I think connecting with similar industry members would be quite helpful, at the very least to “compare notes” on handling the same general interests.


(Sarah Hawk) #3

When you say “industry” do you mean community type (i.e. community of practice, support community) or do you mean health/retail/education etc?

(I assume the latter, but want to make sure I’m understanding.)


(ForumSentinel) #4

I would say health/retail/education. There are a couple community specific forums I frequent (this one and Admin Zone) but nothing really in the way of topic niches (vs role/job niches). Even more specifically those with communities and e-commerce sections since that usually requires more special handling.


(Sarah Hawk) #5

Ok, that’s useful info – thanks. I’ll put some thought into the easiest way to collect that data.


(Nick Emmett) #6

Hey @HAWK, it’s not something I’ve particularly missed here but I do think there’s value in groups based around probably everything you mention, whether it’s community type etc or Industry based - why not have both, sometimes questions might be relative to one or both? I think there’s definite value in the networking element - it was quite interesting at the SPRINT workshop earlier in the year when @richard_millington realised how many people in the event were from internal communities, considerably higher than the previous year. Sometimes the approach is different to achieving the same end game when the audience is different in such a way.

Having said that, I don’t think it’s been too difficult up to now to keep tracks of who’s who and where they work and what they do. In general anyway.

So my answer is yes, there’s value in it I think, but I haven’t particularly missed it here.


(Richard Millington) #7

I was quite surprised by this too. Might see if we can add some option to eventbrite to capture this information.

One of the interesting things about ‘community type’ is how most people tend to define what they do. In my book I mentioned the more academic framework of community of place, practice, action, interest, and circumstance. But I’m finding more and more that very few people (except possible CoP practitioners) define themselves that way.
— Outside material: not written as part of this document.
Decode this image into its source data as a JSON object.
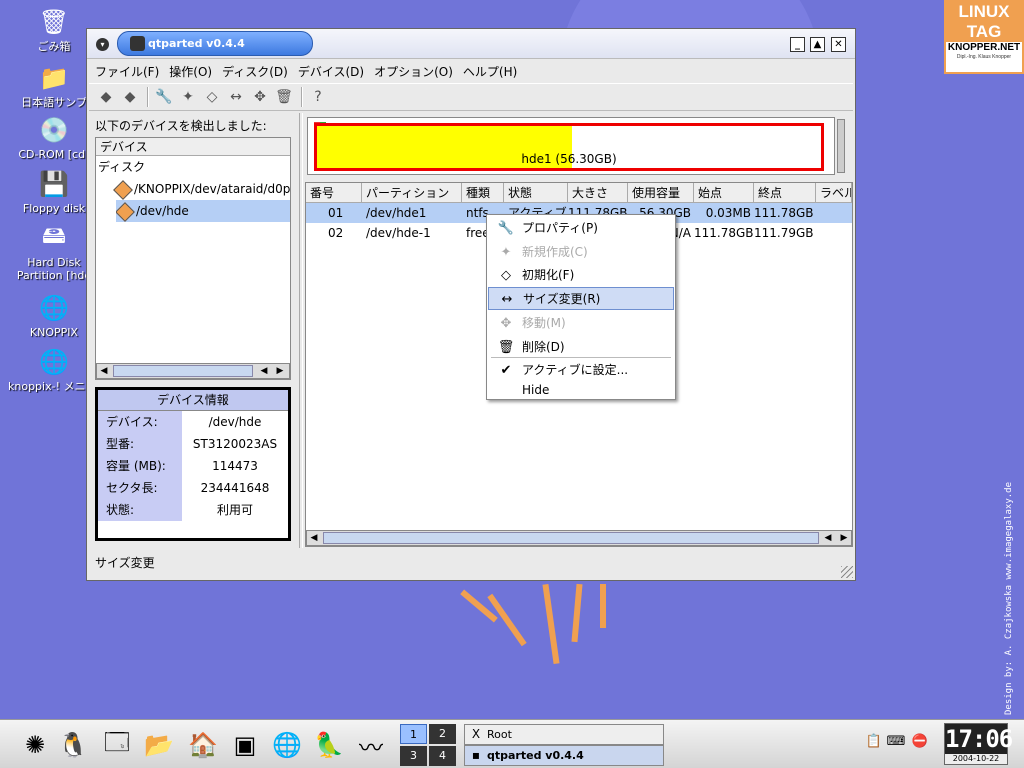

The most common is B2B, B2C, internal / KM com, and hobbyist (or personal) communities.

So maybe the latter is a better framework for this? As much as I’d love the more academic (and accurate) stance to win through, the sector seems to be more definitive for most people.


(Sarah Hawk) #8

Agreed on all counts.

Community type dropdown changed (and made compulsory which means you won’t be able to save other profile changes without completing it).

Does this cover the list of industries?:

Agriculture
Health/Pharmaceutical
Technology
Education
Energy
Entertainment
Finance
Hospitality
Manufacturing
Media
Telecommunications


(Nick Emmett) #9

Looks good @HAWK - just thinking about the (fairly) large number of people from gaming in here, do you think that warrants its own category?


(Richard Millington) #10

I wouldn’t personally go this granular at this point.

Given the small size of this group and the small differences between most types, I’d go at the higher level.

Namely the B2B, B2C, Non-profit, KM/CoP, and maybe Innovation level.

There are some very specific issues in some sectors, e.g. healthcare and HIPPA etc…(maybe gaming too), but most are very similar in their work.


(Alessio Fattorini) #11

How do you define realities as Open Source Communities? Technology? Innovation?


(Kath Reuben) #12

Personally, I’d find it very useful to be able to have groups defined by specific community type (versus industries). My greatest challenge has been finding other B2B community managers, especially those who have been involved from the initial build out and launch. Many of the events/discussions/meetings I’ve been involved in feel very specific to B2C and sustaining existing communities, which is very different to my day to day challenge.


(Sarah Hawk) #13

That part is done and can be set via your preferences. As soon as we have a couple of them set, I’ll pull the data and form a group.